“Henry don’t communicate.”

“For instance, this morning you didn’t finish your food—”

“Kibble, ughgh!”

“You left your food bowl and came out just as Henry passed by my chair. Instantly you curled your lips and snapped at him, making it perfectly clear: Stay away from the laundry room! Stay away from my food! But you weren’t aggressive.”

“Aggressive towards a chihuahua? Moi?”

“He understood right away, Aussie. He walked all the way around to show you he had no interest in your food—”

“Who would?”

“—and then approached your rug where you keep your bones,  rolled on his back to show you he knows he’s trespassing on your territory—”

“Like all chihuahuas!”

“You did a fabulous downward dog and wagged your tail, hovered over him, and the two of you licked each other’s lips. I can’t believe how relational you are! You’ve become good friends even as you enforce boundaries.”

“We need strong borders with chihuahuas.”

“Many families don’t have such healthy relationships, Auss.”

“That’s because they don’t communicate. All they care about is things! Look at Henry. He has his yellow duckie, Pinky the Elephant, Red the hippo, a dozen yellow tennis balls, a blue beach ball and half a dozen little plaid monkeys! It’s like a rainbow house.”

“What’s wrong with that, Aussie?”

“Do you know how much energy it takes to take care of these things? He’s as bad as you are.”

“Me, Aussie?”

“You want so many things! You want your books—”

“I borrow them from the library!”

“You want your clothes, your computer, your phone, your plants, your pictures, those guys who’re always sitting and whose face never changes—”


“They’re not much into facial communication, notice? You want your blankets and your ice cream—”

“And what do you want, Aussie?”

“I want my marrow bones and a squirrel to kill in my spare time—is that too much to ask? Humans are consumers. All you know is wanting, having, taking, keeping!”

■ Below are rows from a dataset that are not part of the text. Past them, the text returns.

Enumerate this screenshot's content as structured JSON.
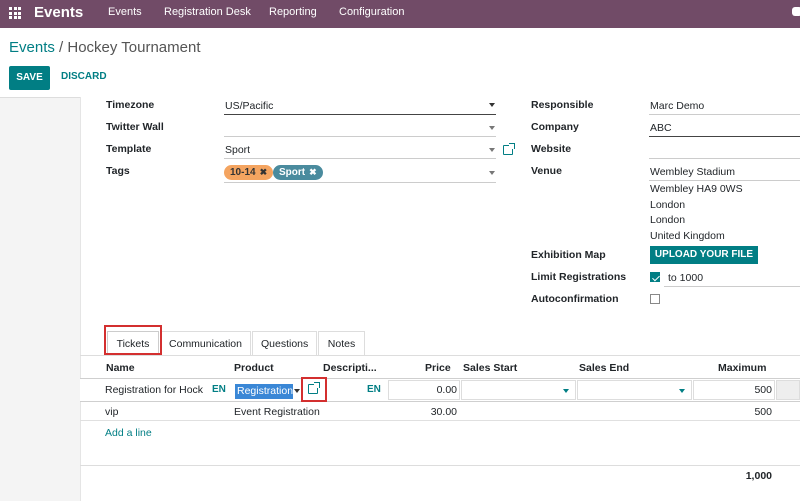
{
  "navbar": {
    "brand": "Events",
    "menu": [
      "Events",
      "Registration Desk",
      "Reporting",
      "Configuration"
    ]
  },
  "breadcrumb": {
    "parent": "Events",
    "separator": " / ",
    "current": "Hockey Tournament"
  },
  "buttons": {
    "save": "SAVE",
    "discard": "DISCARD"
  },
  "form": {
    "left": {
      "timezone_label": "Timezone",
      "timezone_value": "US/Pacific",
      "twitter_label": "Twitter Wall",
      "twitter_value": "",
      "template_label": "Template",
      "template_value": "Sport",
      "tags_label": "Tags",
      "tags": [
        "10-14",
        "Sport"
      ]
    },
    "right": {
      "responsible_label": "Responsible",
      "responsible_value": "Marc Demo",
      "company_label": "Company",
      "company_value": "ABC",
      "website_label": "Website",
      "website_value": "",
      "venue_label": "Venue",
      "venue_lines": [
        "Wembley Stadium",
        "Wembley HA9 0WS",
        "London",
        "London",
        "United Kingdom"
      ],
      "exhibition_label": "Exhibition Map",
      "upload_button": "UPLOAD YOUR FILE",
      "limit_label": "Limit Registrations",
      "limit_checked": true,
      "limit_value": "to 1000",
      "autoconfirm_label": "Autoconfirmation",
      "autoconfirm_checked": false
    }
  },
  "tabs": [
    "Tickets",
    "Communication",
    "Questions",
    "Notes"
  ],
  "table": {
    "headers": [
      "Name",
      "Product",
      "Descripti...",
      "Price",
      "Sales Start",
      "Sales End",
      "Maximum"
    ],
    "edit_row": {
      "name": "Registration for Hock",
      "name_lang": "EN",
      "product": "Registration",
      "desc_lang": "EN",
      "price": "0.00",
      "sales_start": "",
      "sales_end": "",
      "maximum": "500"
    },
    "rows": [
      {
        "name": "vip",
        "product": "Event Registration",
        "price": "30.00",
        "maximum": "500"
      }
    ],
    "add_line": "Add a line",
    "total": "1,000"
  },
  "colors": {
    "brand": "#714B67",
    "accent": "#017E84",
    "highlight": "#D32F2F"
  }
}
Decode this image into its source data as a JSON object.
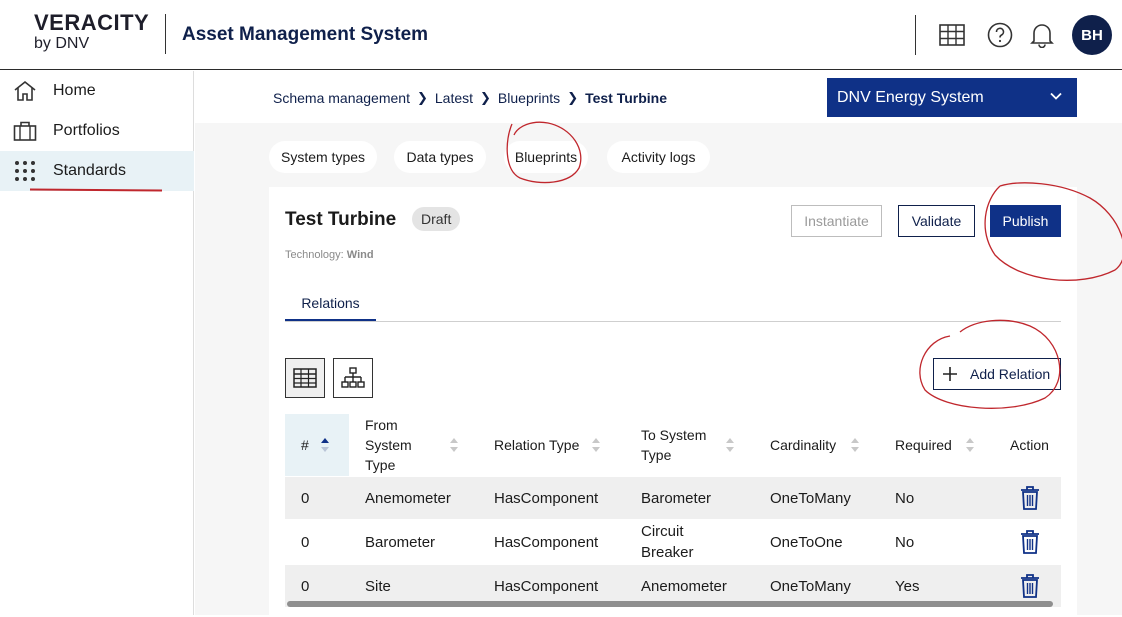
{
  "header": {
    "logo_line1": "VERACITY",
    "logo_line2": "by DNV",
    "app_title": "Asset Management System",
    "avatar_initials": "BH",
    "icons": [
      "apps-grid-icon",
      "help-icon",
      "bell-icon"
    ]
  },
  "sidebar": {
    "items": [
      {
        "label": "Home",
        "icon": "home-icon"
      },
      {
        "label": "Portfolios",
        "icon": "briefcase-icon"
      },
      {
        "label": "Standards",
        "icon": "dots-grid-icon",
        "active": true
      }
    ]
  },
  "breadcrumb": {
    "items": [
      "Schema management",
      "Latest",
      "Blueprints",
      "Test Turbine"
    ]
  },
  "system_select": {
    "value": "DNV Energy System"
  },
  "nav_tabs": [
    "System types",
    "Data types",
    "Blueprints",
    "Activity logs"
  ],
  "blueprint": {
    "title": "Test Turbine",
    "status": "Draft",
    "technology_label": "Technology:",
    "technology_value": "Wind",
    "actions": {
      "instantiate": "Instantiate",
      "validate": "Validate",
      "publish": "Publish"
    },
    "section_tab": "Relations",
    "add_relation": "Add Relation"
  },
  "table": {
    "columns": {
      "index": "#",
      "from": "From System Type",
      "relation": "Relation Type",
      "to": "To System Type",
      "cardinality": "Cardinality",
      "required": "Required",
      "action": "Action"
    },
    "rows": [
      {
        "index": "0",
        "from": "Anemometer",
        "relation": "HasComponent",
        "to": "Barometer",
        "cardinality": "OneToMany",
        "required": "No"
      },
      {
        "index": "0",
        "from": "Barometer",
        "relation": "HasComponent",
        "to": "Circuit Breaker",
        "cardinality": "OneToOne",
        "required": "No"
      },
      {
        "index": "0",
        "from": "Site",
        "relation": "HasComponent",
        "to": "Anemometer",
        "cardinality": "OneToMany",
        "required": "Yes"
      }
    ]
  },
  "colors": {
    "brand_navy": "#0f204b",
    "primary_blue": "#0f3187",
    "annotation_red": "#c0272d"
  }
}
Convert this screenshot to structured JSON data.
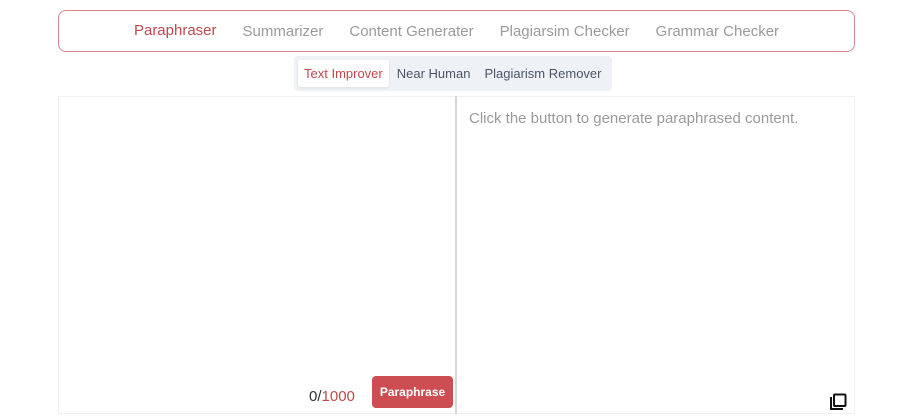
{
  "tabs": [
    {
      "label": "Paraphraser",
      "active": true
    },
    {
      "label": "Summarizer",
      "active": false
    },
    {
      "label": "Content Generater",
      "active": false
    },
    {
      "label": "Plagiarsim Checker",
      "active": false
    },
    {
      "label": "Grammar Checker",
      "active": false
    }
  ],
  "subtabs": [
    {
      "label": "Text Improver",
      "active": true
    },
    {
      "label": "Near Human",
      "active": false
    },
    {
      "label": "Plagiarism Remover",
      "active": false
    }
  ],
  "input": {
    "value": "",
    "count": "0/",
    "max": "1000"
  },
  "paraphrase_button": "Paraphrase",
  "output": {
    "placeholder": "Click the button to generate paraphrased content."
  },
  "icons": {
    "copy": "copy-icon"
  },
  "colors": {
    "accent": "#c0474c",
    "button": "#cc4d52",
    "muted": "#9a9a9a"
  }
}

“Aussie, we arrived at the Farmers Co-op and going in. Let’s see, first thing we need to get is lamp oil. Where are you going, Auss?”

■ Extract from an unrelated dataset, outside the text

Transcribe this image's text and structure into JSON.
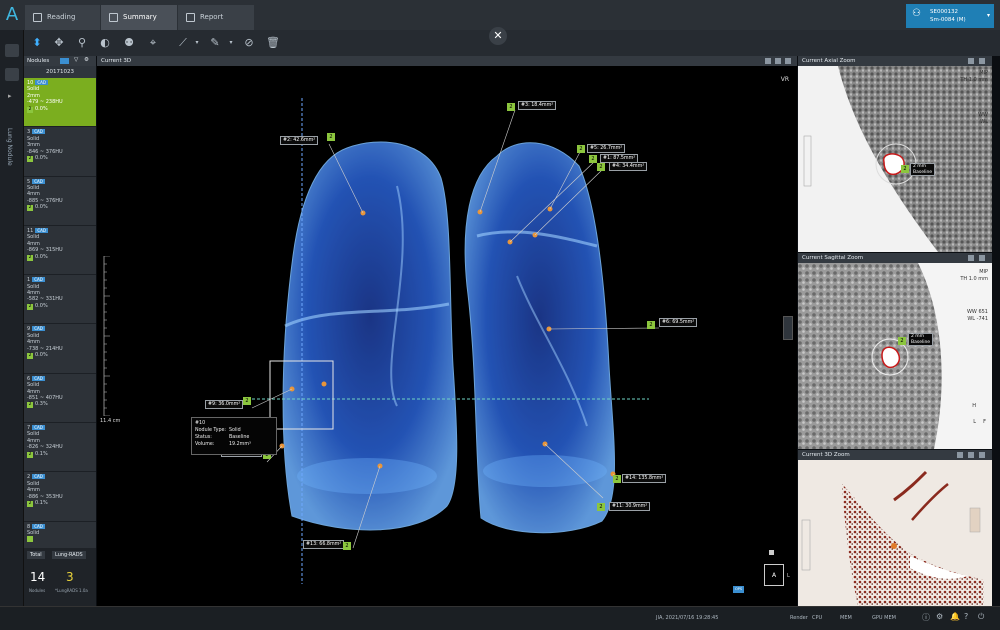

“Wilderness Trail Duck Biscuits for Dogs is over there. Grain free!”

“Sorry, we’re heading off to Aisle 3. Aussie! Aussie?”

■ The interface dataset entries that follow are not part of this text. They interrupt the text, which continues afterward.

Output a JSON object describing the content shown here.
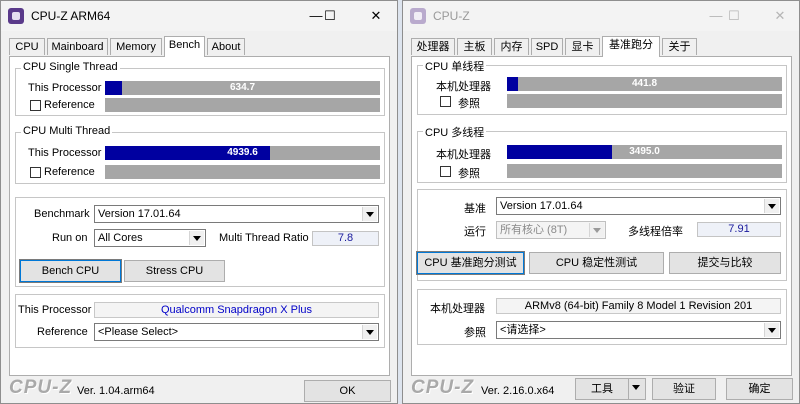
{
  "left": {
    "title": "CPU-Z ARM64",
    "controls": {
      "minimize": "—",
      "maximize": "☐",
      "close": "✕"
    },
    "tabs": [
      "CPU",
      "Mainboard",
      "Memory",
      "Bench",
      "About"
    ],
    "single": {
      "legend": "CPU Single Thread",
      "this_label": "This Processor",
      "this_score": "634.7",
      "this_fraction": 0.06,
      "ref_label": "Reference"
    },
    "multi": {
      "legend": "CPU Multi Thread",
      "this_label": "This Processor",
      "this_score": "4939.6",
      "this_fraction": 0.6,
      "ref_label": "Reference"
    },
    "bench": {
      "benchmark_label": "Benchmark",
      "benchmark_value": "Version 17.01.64",
      "runon_label": "Run on",
      "runon_value": "All Cores",
      "ratio_label": "Multi Thread Ratio",
      "ratio_value": "7.8",
      "bench_btn": "Bench CPU",
      "stress_btn": "Stress CPU"
    },
    "proc": {
      "this_label": "This Processor",
      "this_value": "Qualcomm Snapdragon X Plus",
      "ref_label": "Reference",
      "ref_value": "<Please Select>"
    },
    "footer": {
      "logo": "CPU-Z",
      "version": "Ver. 1.04.arm64",
      "ok": "OK"
    }
  },
  "right": {
    "title": "CPU-Z",
    "controls": {
      "minimize": "—",
      "maximize": "☐",
      "close": "✕"
    },
    "tabs": [
      "处理器",
      "主板",
      "内存",
      "SPD",
      "显卡",
      "基准跑分",
      "关于"
    ],
    "single": {
      "legend": "CPU 单线程",
      "this_label": "本机处理器",
      "this_score": "441.8",
      "this_fraction": 0.04,
      "ref_label": "参照"
    },
    "multi": {
      "legend": "CPU 多线程",
      "this_label": "本机处理器",
      "this_score": "3495.0",
      "this_fraction": 0.38,
      "ref_label": "参照"
    },
    "bench": {
      "benchmark_label": "基准",
      "benchmark_value": "Version 17.01.64",
      "runon_label": "运行",
      "runon_value": "所有核心 (8T)",
      "ratio_label": "多线程倍率",
      "ratio_value": "7.91",
      "bench_btn": "CPU 基准跑分测试",
      "stress_btn": "CPU 稳定性测试",
      "submit_btn": "提交与比较"
    },
    "proc": {
      "this_label": "本机处理器",
      "this_value": "ARMv8 (64-bit) Family 8 Model 1 Revision 201",
      "ref_label": "参照",
      "ref_value": "<请选择>"
    },
    "footer": {
      "logo": "CPU-Z",
      "version": "Ver. 2.16.0.x64",
      "tools": "工具",
      "validate": "验证",
      "ok": "确定"
    }
  }
}
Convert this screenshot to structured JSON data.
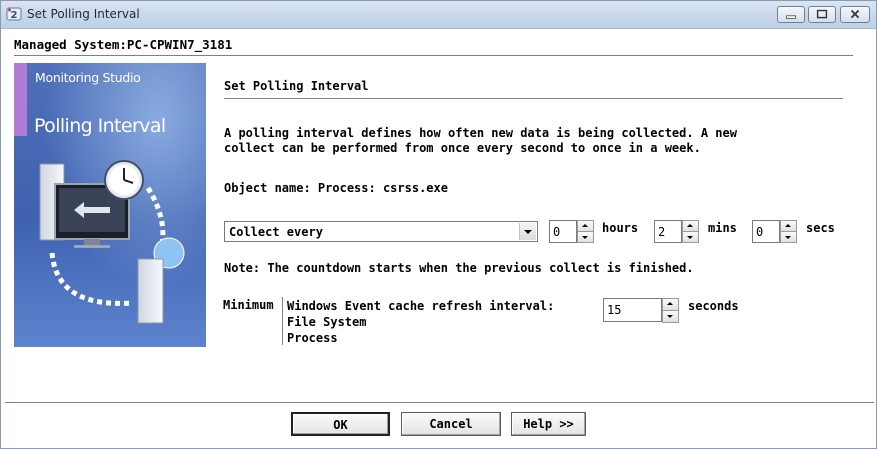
{
  "window": {
    "title": "Set Polling Interval",
    "icon": "polling-app-icon",
    "controls": [
      "minimize-icon",
      "maximize-icon",
      "close-icon"
    ]
  },
  "header": {
    "managed_system": "Managed System:PC-CPWIN7_3181"
  },
  "banner": {
    "subtitle": "Monitoring Studio",
    "title": "Polling Interval",
    "accent": "#b27bd6"
  },
  "section": {
    "title": "Set Polling Interval",
    "description": "A polling interval defines how often new data is being collected. A new\ncollect can be performed from once every second to once in a week.",
    "object_name": "Object name: Process: csrss.exe"
  },
  "interval": {
    "mode": "Collect every",
    "hours_value": "0",
    "hours_label": "hours",
    "mins_value": "2",
    "mins_label": "mins",
    "secs_value": "0",
    "secs_label": "secs"
  },
  "note": "Note: The countdown starts when the previous collect is finished.",
  "minimum": {
    "label": "Minimum",
    "lines": [
      "Windows Event cache refresh interval:",
      "File System",
      "Process"
    ],
    "value": "15",
    "unit": "seconds"
  },
  "buttons": {
    "ok": "OK",
    "cancel": "Cancel",
    "help": "Help >>"
  }
}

“Sniffing out Blue Buffalo health bars baked with bacon, egg and cheese.”

“Put the box down, Aussie.”

“They’re health bars!”

“And don’t sniff at those Milk Bones!”

“As if I would bother with something like Milk Bones! Though an open box of them at lip level—silly humans are just asking for it.”

“Aussie, I have to get a 40-lb. bag of black sunflower seeds for the birdfeeders, so please—Now what?”

“Crunch-‘n-Munch chicken-free pumpkin, apple, and potato dog treats. Who ever heard of chicken-free?”

“Maybe for vegetarians, Aussie.”

“Vegetarian dogs? Treats should be free of pumpkin and apples, not chicken! Culinary colonialism!”

“Okay, I’m done. We’ll get one thing for you and then we’ll go to the cashier. What do you think of these treats, Aussie?”

“Baked-Lite? Do I look fat to you?”


“Nothing lite, low-fat, or wholesome. Nothing for Seniors or for overweight dogs. And no quinoa!”

“Apple mint biscuits for bad breath, Aussie?”

“Fuggedaboudit! I like this: Wag More gourmet chicken and bacon wraps with liver and cheddar.”

“Aussie, that’s too rich!”

“Canine bagels with smokehouse turkey, salmon, and lamb crunchies?”

“Choose one already, Aussie.”

“Okay, here’s one. Cow ears filled with gourmet peanut butter, roast chick-n-chips, and charred bison tongue with cheddar puffs.”

“And what do we get Henry?”

“Something vegan.”

You can also send a check either to support my blog or to buy food cards for immigrant families to: Eve Marko, POB 174, Montague, MA 01351. Please write on the memo line what you are donating to. Thank you.